I am an economist-mathematician by training. Therefore, I know that mathematical equations can describe qualitative economic relationships pretty well. That’s the beauty of mathematics: if you change one variable in a mathematical equation, some other variable in this equation must also change to maintain equilibrium.
It is sometimes difficult for people who are not good at mathematics to grasp this essence of economics. This is one of the reasons why there are so many persistent illusions that a portion of freshly printed money or a life in debt will ensure a steady rise in your level of consumption. In fact, traditional wisdom says for a reason that living in debt means that you borrow someone else’s money for a while, at the same time you repay your money forever. Traditional wisdom also says that the only free cheese (read: free money) is in the mousetrap. I think this describes the current situation with rising interest rates and inflation quite well.
But, on the other hand, I am also an investment professional. And my personal experience strongly suggests that economics is mathematics PLUS psychology. Specific quantitative changes within strict mathematical relationships in an economy are ultimately determined by human psychological decisions.
In other words, mathematics allows us to determine WHAT kinds of changes in the economy should occur, while psychology determines the MAGNITUDE and TIMING of these changes.
That is why people with a strictly technical mindset often find economics and, particularly, financial markets to be such a “tough nut” to crack. Having lost a significant part of his fortune as a result of the bursting of a financial markets bubble, Isaac Newton, one of the greatest physicists in the history of mankind, could really utter the phrase so frequently attributed to him: “I can predict the movement of heavenly bodies, but not the madness of crowds”.
Perhaps, in the future humans will evolve biologically in a way that will allow us to make rational decisions by renouncing our animal instincts altogether. Or economic management will be entrusted to some “artificial intelligence” that will govern human society and control our desires and mood with an iron hand. But, for now, these two visions of the future remain only plots either for positivist science fiction books or futuristic horror movies.
In the meantime, we are still the creatures who are prone to mood swings. Therefore, my psychological new year wishes remain relevant.
For those pessimists who say that no matter what we do, we will fail, I wish more optimism. Chronic pessimism, like chronic substance abuse, is destructive and unproductive.
For those optimists who say that whatever we do, we will succeed, I wish more realism. Too much sugar causes diabetes, while too much unreasonable optimism leads to severe disappointment.

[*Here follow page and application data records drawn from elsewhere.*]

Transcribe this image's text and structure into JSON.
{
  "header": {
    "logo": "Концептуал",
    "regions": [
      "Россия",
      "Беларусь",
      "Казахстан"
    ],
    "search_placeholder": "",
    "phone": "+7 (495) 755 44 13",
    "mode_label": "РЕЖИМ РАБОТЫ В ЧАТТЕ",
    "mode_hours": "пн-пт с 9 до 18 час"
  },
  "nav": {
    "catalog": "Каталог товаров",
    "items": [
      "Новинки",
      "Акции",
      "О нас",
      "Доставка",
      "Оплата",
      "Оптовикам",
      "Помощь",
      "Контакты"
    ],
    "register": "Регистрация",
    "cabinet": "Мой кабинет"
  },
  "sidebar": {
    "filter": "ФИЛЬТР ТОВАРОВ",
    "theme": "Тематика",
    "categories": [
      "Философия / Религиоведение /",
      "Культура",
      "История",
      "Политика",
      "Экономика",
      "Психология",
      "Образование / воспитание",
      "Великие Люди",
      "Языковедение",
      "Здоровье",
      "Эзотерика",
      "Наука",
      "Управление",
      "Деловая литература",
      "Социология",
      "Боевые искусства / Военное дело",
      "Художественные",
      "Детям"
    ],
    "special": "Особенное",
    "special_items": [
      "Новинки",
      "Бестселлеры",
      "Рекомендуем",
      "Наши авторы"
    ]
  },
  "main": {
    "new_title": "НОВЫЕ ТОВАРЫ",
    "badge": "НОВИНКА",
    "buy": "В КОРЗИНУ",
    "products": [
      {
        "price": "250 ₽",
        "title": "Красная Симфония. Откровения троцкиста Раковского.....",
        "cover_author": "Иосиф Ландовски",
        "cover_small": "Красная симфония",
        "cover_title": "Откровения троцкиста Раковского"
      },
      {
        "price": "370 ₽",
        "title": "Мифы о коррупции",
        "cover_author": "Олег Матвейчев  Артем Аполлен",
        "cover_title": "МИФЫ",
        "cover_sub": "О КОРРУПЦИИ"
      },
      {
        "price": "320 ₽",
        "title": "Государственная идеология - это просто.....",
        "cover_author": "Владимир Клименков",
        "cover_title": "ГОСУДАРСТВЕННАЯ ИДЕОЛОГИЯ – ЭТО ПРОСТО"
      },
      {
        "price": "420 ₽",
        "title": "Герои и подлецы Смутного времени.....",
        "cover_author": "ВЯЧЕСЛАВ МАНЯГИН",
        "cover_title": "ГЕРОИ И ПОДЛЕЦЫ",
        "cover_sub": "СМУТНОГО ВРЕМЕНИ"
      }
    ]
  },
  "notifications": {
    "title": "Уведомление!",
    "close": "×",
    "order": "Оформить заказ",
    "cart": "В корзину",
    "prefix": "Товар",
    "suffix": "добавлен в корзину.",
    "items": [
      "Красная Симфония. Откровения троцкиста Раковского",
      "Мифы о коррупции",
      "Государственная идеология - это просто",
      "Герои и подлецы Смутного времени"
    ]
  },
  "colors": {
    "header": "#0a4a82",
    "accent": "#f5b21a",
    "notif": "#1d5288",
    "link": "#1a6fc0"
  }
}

For those realists who say that if we do something right, our chances of success will increase, I wish to keep on improving this sense of realism so that your chances of success would be even greater.
Good luck in 2023!